(Website and app data records)
+ + + + + + +
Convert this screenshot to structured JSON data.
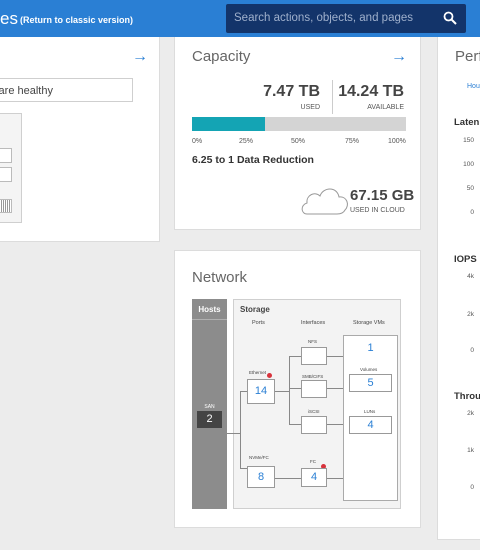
{
  "header": {
    "title": "es",
    "classic_link": "(Return to classic version)",
    "search_placeholder": "Search actions, objects, and pages"
  },
  "health": {
    "status_text": "s are healthy",
    "panel_label": "r"
  },
  "capacity": {
    "title": "Capacity",
    "used_value": "7.47 TB",
    "used_label": "USED",
    "available_value": "14.24 TB",
    "available_label": "AVAILABLE",
    "used_fraction": 0.34,
    "ticks": [
      "0%",
      "25%",
      "50%",
      "75%",
      "100%"
    ],
    "reduction": "6.25 to 1 Data Reduction",
    "cloud_value": "67.15 GB",
    "cloud_label": "USED IN CLOUD"
  },
  "network": {
    "title": "Network",
    "hosts_label": "Hosts",
    "san_label": "SAN",
    "san_count": "2",
    "storage_label": "Storage",
    "col_ports": "Ports",
    "col_interfaces": "Interfaces",
    "col_vms": "Storage VMs",
    "ethernet_label": "Ethernet",
    "ethernet_count": "14",
    "nvme_label": "NVMe/FC",
    "nvme_count": "8",
    "nfs_label": "NFS",
    "smb_label": "SMB/CIFS",
    "iscsi_label": "iSCSI",
    "fc_label": "FC",
    "fc_count": "4",
    "vms_count": "1",
    "volumes_label": "Volumes",
    "volumes_count": "5",
    "luns_label": "LUNs",
    "luns_count": "4"
  },
  "performance": {
    "title": "Perfo",
    "hours_link": "Hou",
    "latency_label": "Laten",
    "latency_ticks": [
      "150",
      "100",
      "50",
      "0"
    ],
    "iops_label": "IOPS",
    "iops_ticks": [
      "4k",
      "2k",
      "0"
    ],
    "throughput_label": "Throu",
    "throughput_ticks": [
      "2k",
      "1k",
      "0"
    ]
  },
  "colors": {
    "header": "#2a7fd4",
    "search": "#13346a",
    "capacity_fill": "#14a4b4",
    "alert": "#d8323c"
  }
}
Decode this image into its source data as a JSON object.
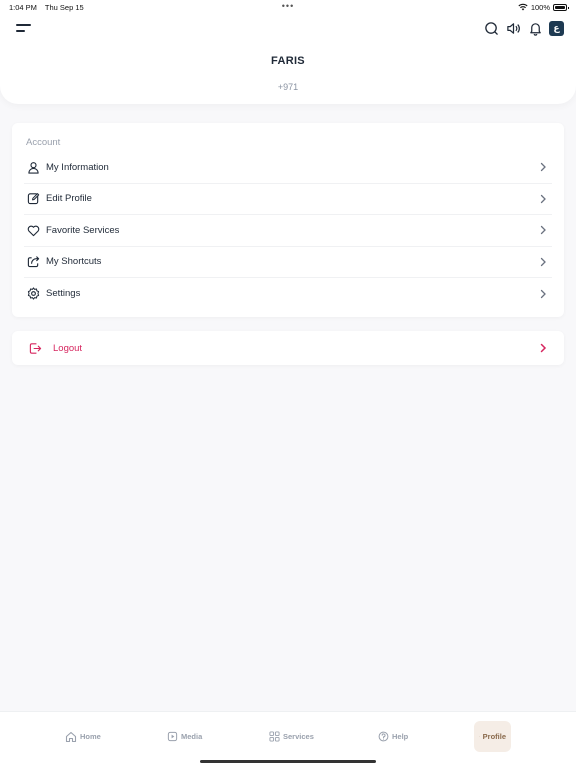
{
  "status": {
    "time": "1:04 PM",
    "date": "Thu Sep 15",
    "battery_label": "100%",
    "battery_level": 1.0
  },
  "profile": {
    "name": "FARIS",
    "phone": "+971"
  },
  "account": {
    "section_title": "Account",
    "items": [
      {
        "label": "My Information",
        "icon": "user-icon"
      },
      {
        "label": "Edit Profile",
        "icon": "edit-icon"
      },
      {
        "label": "Favorite Services",
        "icon": "heart-icon"
      },
      {
        "label": "My Shortcuts",
        "icon": "share-icon"
      },
      {
        "label": "Settings",
        "icon": "gear-icon"
      }
    ]
  },
  "logout": {
    "label": "Logout",
    "color": "#d6265f"
  },
  "language": {
    "label": "ع"
  },
  "tabs": [
    {
      "label": "Home",
      "icon": "home-icon",
      "active": false
    },
    {
      "label": "Media",
      "icon": "media-icon",
      "active": false
    },
    {
      "label": "Services",
      "icon": "grid-icon",
      "active": false
    },
    {
      "label": "Help",
      "icon": "help-icon",
      "active": false
    },
    {
      "label": "Profile",
      "icon": "user-icon",
      "active": true
    }
  ],
  "colors": {
    "accent": "#8a6a4c",
    "active_tab_bg": "#f5ede6",
    "text_primary": "#1f2937",
    "text_muted": "#9aa1ad"
  }
}
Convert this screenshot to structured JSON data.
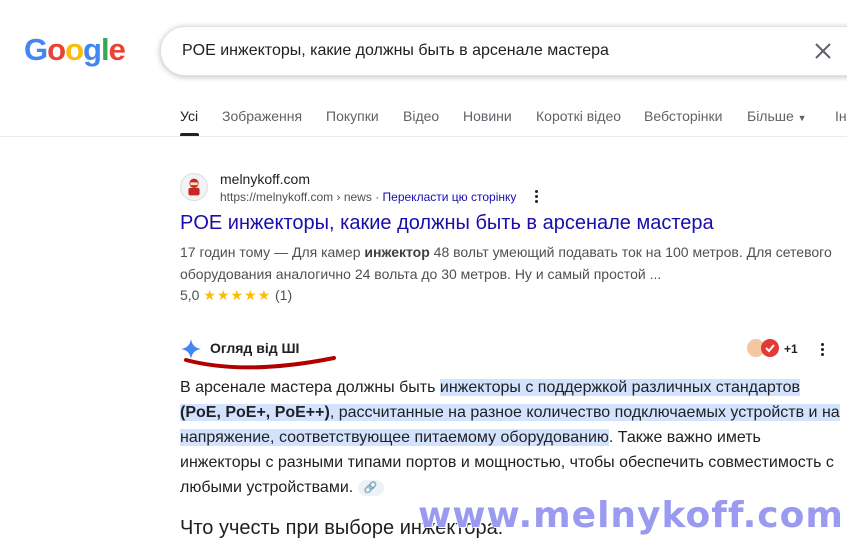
{
  "logo": {
    "letters": [
      "G",
      "o",
      "o",
      "g",
      "l",
      "e"
    ],
    "colors": [
      "#4285F4",
      "#EA4335",
      "#FBBC05",
      "#4285F4",
      "#34A853",
      "#EA4335"
    ]
  },
  "search": {
    "query": "POE инжекторы, какие должны быть в арсенале мастера",
    "clear_icon": "close-icon"
  },
  "tabs": [
    "Усі",
    "Зображення",
    "Покупки",
    "Відео",
    "Новини",
    "Короткі відео",
    "Вебсторінки",
    "Більше",
    "Ін"
  ],
  "result": {
    "site_name": "melnykoff.com",
    "url": "https://melnykoff.com › news",
    "translate": "Перекласти цю сторінку",
    "title": "POE инжекторы, какие должны быть в арсенале мастера",
    "snippet": {
      "time": "17 годин тому",
      "sep": " — ",
      "t1": "Для камер ",
      "bold": "инжектор",
      "t2": " 48 вольт умеющий подавать ток на 100 метров. Для сетевого оборудования аналогично 24 вольта до 30 метров. Ну и самый простой ..."
    },
    "rating": {
      "score": "5,0",
      "stars": "★★★★★",
      "count": "(1)"
    }
  },
  "ai_overview": {
    "title": "Огляд від ШІ",
    "more_sources": "+1",
    "p1": "В арсенале мастера должны быть ",
    "h1": "инжекторы с поддержкой различных стандартов ",
    "h1b": "(PoE, PoE+, PoE++)",
    "h1c": ", рассчитанные на разное количество подключаемых устройств и на напряжение, соответствующее питаемому оборудованию",
    "p2": ". Также важно иметь инжекторы с разными типами портов и мощностью, чтобы обеспечить совместимость с любыми устройствами.",
    "link_icon": "link-icon",
    "subheading": "Что учесть при выборе инжектора:"
  },
  "watermark": "www.melnykoff.com",
  "colors": {
    "link": "#1a0dab",
    "highlight": "#d3e3fd",
    "underline_marker": "#b00000"
  }
}
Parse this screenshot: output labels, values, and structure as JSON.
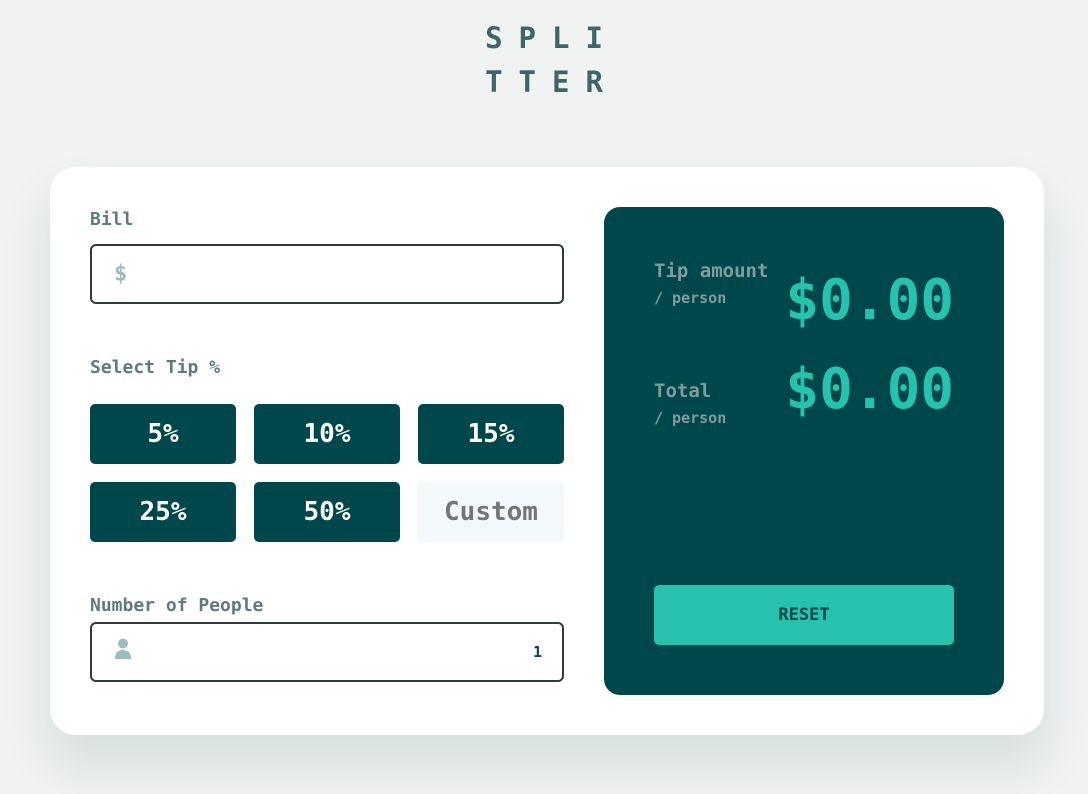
{
  "logo": {
    "line1": "SPLI",
    "line2": "TTER"
  },
  "bill": {
    "label": "Bill",
    "currency_symbol": "$",
    "value": ""
  },
  "tip": {
    "label": "Select Tip %",
    "options": [
      "5%",
      "10%",
      "15%",
      "25%",
      "50%"
    ],
    "custom_placeholder": "Custom"
  },
  "people": {
    "label": "Number of People",
    "value": "1",
    "icon": "person-icon"
  },
  "results": {
    "tip_label": "Tip amount",
    "tip_sub": "/ person",
    "tip_value": "$0.00",
    "total_label": "Total",
    "total_sub": "/ person",
    "total_value": "$0.00",
    "reset_label": "RESET"
  },
  "colors": {
    "dark_green": "#00474b",
    "accent": "#26c2ad",
    "background": "#f1f2f2"
  }
}
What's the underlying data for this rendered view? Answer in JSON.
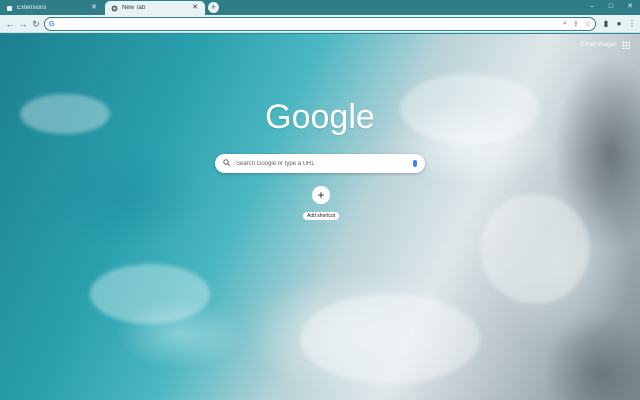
{
  "tabs": [
    {
      "label": "Extensions",
      "active": false,
      "icon": "puzzle-icon"
    },
    {
      "label": "New Tab",
      "active": true,
      "icon": "chrome-icon"
    }
  ],
  "window_controls": {
    "minimize": "–",
    "maximize": "□",
    "close": "✕",
    "new_tab": "+",
    "tab_close": "✕"
  },
  "nav": {
    "back": "←",
    "forward": "→",
    "reload": "↻"
  },
  "omnibox": {
    "value": "",
    "prefix": "G"
  },
  "toolbar_icons": {
    "zoom": "⌕",
    "share": "⇪",
    "bookmark": "☆",
    "sidebar": "▮",
    "profile": "●",
    "menu": "⋮"
  },
  "page": {
    "gmail": "Gmail",
    "images": "Images",
    "logo": "Google",
    "search_placeholder": "Search Google or type a URL",
    "add_shortcut": "Add shortcut",
    "add_icon": "+"
  },
  "colors": {
    "accent": "#2f7d86",
    "toolbar": "#e6f2f3"
  }
}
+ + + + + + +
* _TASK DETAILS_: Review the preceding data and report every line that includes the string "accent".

* _RESULT OF THIS TASK_:
    "accent": "#8a6a4c",
    "accent": "#26c2ad",
    "accent": "#2f7d86",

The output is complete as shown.